Though I’ve never really thought about it until now, it does strike me that Wired magazine will go down in history as one of those iconic publications, one that set or captured the tone of its times (like, say, Esquire magazine in the 1960s) or forged a new genre (like Sports Illustrated).)
(Image from http://sixand5.com/2012/01/17/25-best-magazine-covers-of-2011/)
Some of the most interesting journalism of the past 20 years has been published in the pages of Wired or on its collection of online sites.

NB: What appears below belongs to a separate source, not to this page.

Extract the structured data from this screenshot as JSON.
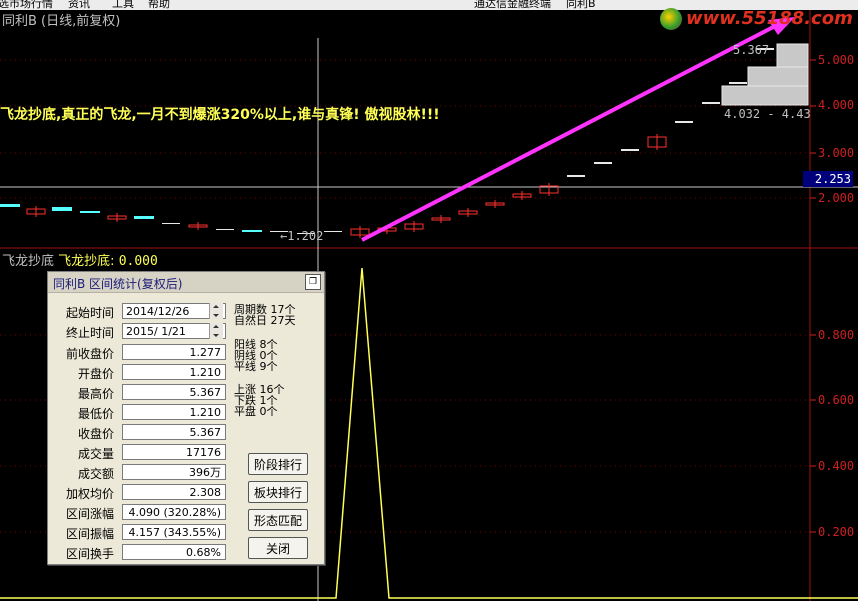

Like, say, sci-fi author Neal Stephenson’s epic 1996 article on the laying of the undersea fiber-optic cable, “Mother Earth Mother Board ” - subtitled “The hacker tourist ventures forth across the wide and wondrous meatspace of three continents, chronicling the laying of the longest wire on Earth,” sub-sub-titled, “In which the hacker tourist ventures forth across the wide and wondrous meatspace of three continents, acquainting himself with the customs and dialects of the exotic Manhole Villagers of Thailand, the U-Turn Tunnelers of the Nile Delta, the Cable Nomads of Lan tao Island, the Slack Control Wizards of Chelmsford, the Subterranean Ex-Telegraphers of Cornwall, and other previously unknown and unchronicled folk; also, biographical sketches of the two long-dead Supreme Ninja Hacker Mage Lords of global telecommunications, and other material pertaining to the business and technology of Undersea Fiber-Optic Cables, as well as an account of the laying of the longest wire on Earth, which should not be without interest to the readers of Wired.” Which has the distinction of being one of the longest magazine articles I can remember reading, but also one of the best magazine articles I can remember reading.
Image courtesy of TeleGeography Inc.
Here are some links for Wired’s own coverage of its 20th anniversary:
The Story of a Revolution: The Best of Wired 1993-2013 - http://www.wired.com/magazine/2013/04/at20/
(Here’s one issue I have with Wired — and most print magazine’s digital for-subscriber versions that I have tried to access in recent years. I’ve been a subscriber to the print magazine for years. But EVERY time I try to access the digital version of Wired, most often through my Kindle Fire, I enter my subscriber info - name, address, etc. - and receive a “Subscriber not found - Sorry. No access for you” message. This has happened with nearly every Conde Nast publication I’ve tried to access digitally - Wired and Vanity Fair are the two that come to mind. What’s up with that? Why is it so hard to identify me - who has been a subscriber for years - by my subscriber info. Ridiculous. They’re erring on the side of content security over user experience. I would love to access that Best of Wired content - and as a subscriber I should be able to (that content is advertised as “Free to subscribers!” But right now, I’m being c***-blocked by Wired/Conde Nast’s security precautions. IMO, that’s a user experience FAIL.)